(Dataset rows for apps and sites)

╭──

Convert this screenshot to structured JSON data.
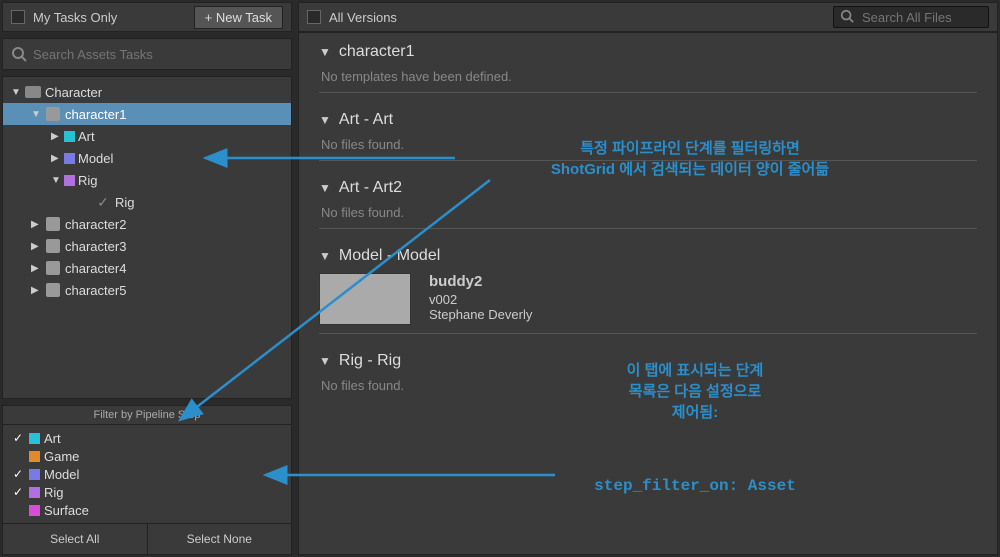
{
  "left": {
    "my_tasks_only": "My Tasks Only",
    "new_task": "+ New Task",
    "search_placeholder": "Search Assets Tasks",
    "tree": {
      "root": "Character",
      "selected": "character1",
      "steps": [
        {
          "name": "Art",
          "color": "#26c3d6"
        },
        {
          "name": "Model",
          "color": "#7a7ae6"
        },
        {
          "name": "Rig",
          "color": "#b070e0"
        }
      ],
      "rig_task": "Rig",
      "siblings": [
        "character2",
        "character3",
        "character4",
        "character5"
      ]
    },
    "filter_header": "Filter by Pipeline Step",
    "filters": [
      {
        "name": "Art",
        "color": "#26c3d6",
        "checked": true
      },
      {
        "name": "Game",
        "color": "#e08a2a",
        "checked": false
      },
      {
        "name": "Model",
        "color": "#7a7ae6",
        "checked": true
      },
      {
        "name": "Rig",
        "color": "#b070e0",
        "checked": true
      },
      {
        "name": "Surface",
        "color": "#d64fd6",
        "checked": false
      }
    ],
    "select_all": "Select All",
    "select_none": "Select None"
  },
  "right": {
    "all_versions": "All Versions",
    "search_placeholder": "Search All Files",
    "sections": [
      {
        "title": "character1",
        "body": "No templates have been defined."
      },
      {
        "title": "Art - Art",
        "body": "No files found."
      },
      {
        "title": "Art - Art2",
        "body": "No files found."
      },
      {
        "title": "Model - Model",
        "body": "",
        "thumb": {
          "title": "buddy2",
          "version": "v002",
          "author": "Stephane Deverly"
        }
      },
      {
        "title": "Rig - Rig",
        "body": "No files found."
      }
    ]
  },
  "annotations": {
    "a1_line1": "특정 파이프라인 단계를 필터링하면",
    "a1_line2": "ShotGrid 에서 검색되는 데이터 양이 줄어듦",
    "a2": "이 탭에 표시되는 단계\n목록은 다음 설정으로\n제어됨:",
    "a3": "step_filter_on: Asset"
  }
}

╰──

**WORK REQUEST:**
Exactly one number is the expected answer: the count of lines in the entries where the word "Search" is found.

**SOLVED PROBLEM:**
2